It is up here that the Lower Northeast can look convincingly like sections of Queens (minus the sidewalk throngs). Many of the residential streets were built before the 1950s and so they have a less mechanical air than the blocks of the Upper Northeast. And there is Castor Avenue, where old-time Sicilian and Jewish bakeries persist among Brazilian steakhouses and jerk huts and African groceries. It is Castor, which leads to the wonderfully multi-ethnic Northeast Philadelphia Regional Library, that excites me for its possibilities, and so I was glad to learn that it would be one of the focus areas of the Lower Northeast District plan, which will be released a week from today. (There is something else special about Castor–and Bustleton. These avenues are served by electric-powered buses–SEPTA calls them “trackless trolleys”–a clean and fast mode of transit that’s been shunted elsewhere in the city by the transit agency’s leadership.)
The City’s planners have the right ideas about Castor. As new contributor Liz Schlingmann reports this week, new zoning is being proposed to create more density on the Avenue, and thereby take development pressure off the residential blocks that surround it.

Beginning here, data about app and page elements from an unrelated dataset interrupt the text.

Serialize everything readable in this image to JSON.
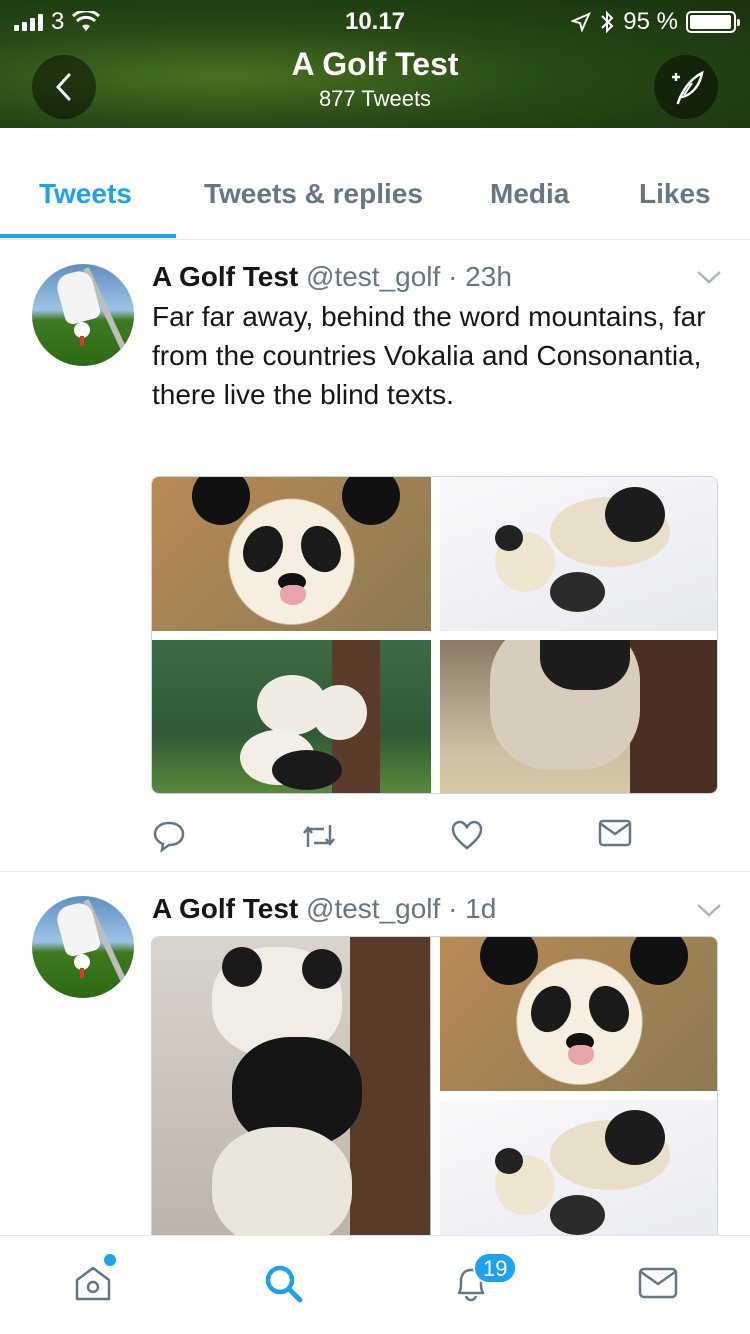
{
  "status_bar": {
    "carrier": "3",
    "time": "10.17",
    "battery": "95 %"
  },
  "header": {
    "title": "A Golf Test",
    "subtitle": "877 Tweets"
  },
  "tabs": [
    {
      "label": "Tweets",
      "active": true
    },
    {
      "label": "Tweets & replies",
      "active": false
    },
    {
      "label": "Media",
      "active": false
    },
    {
      "label": "Likes",
      "active": false
    }
  ],
  "tweets": [
    {
      "name": "A Golf Test",
      "handle": "@test_golf",
      "time": "· 23h",
      "text": "Far far away, behind the word mountains, far from the countries Vokalia and Consonantia, there live the blind texts."
    },
    {
      "name": "A Golf Test",
      "handle": "@test_golf",
      "time": "· 1d"
    }
  ],
  "bottom_nav": {
    "notifications_badge": "19"
  },
  "colors": {
    "accent": "#1da1f2",
    "secondary_text": "#657786",
    "border": "#e1e8ed"
  }
}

This week we’ll also have the story about the district plan’s vision of a greenway along the Tacony-Frankford Creek, which cuts like a sorry snake from Cheltenham Township through Olney, Juniata Park, and the angry hodgepodge of lower Frankford before sliding under I-95 and out to the Delaware River.
A bit later on–I suppose this officially makes it LNE week on the Daily–we’ll have an update on the renovation of Womrath Park.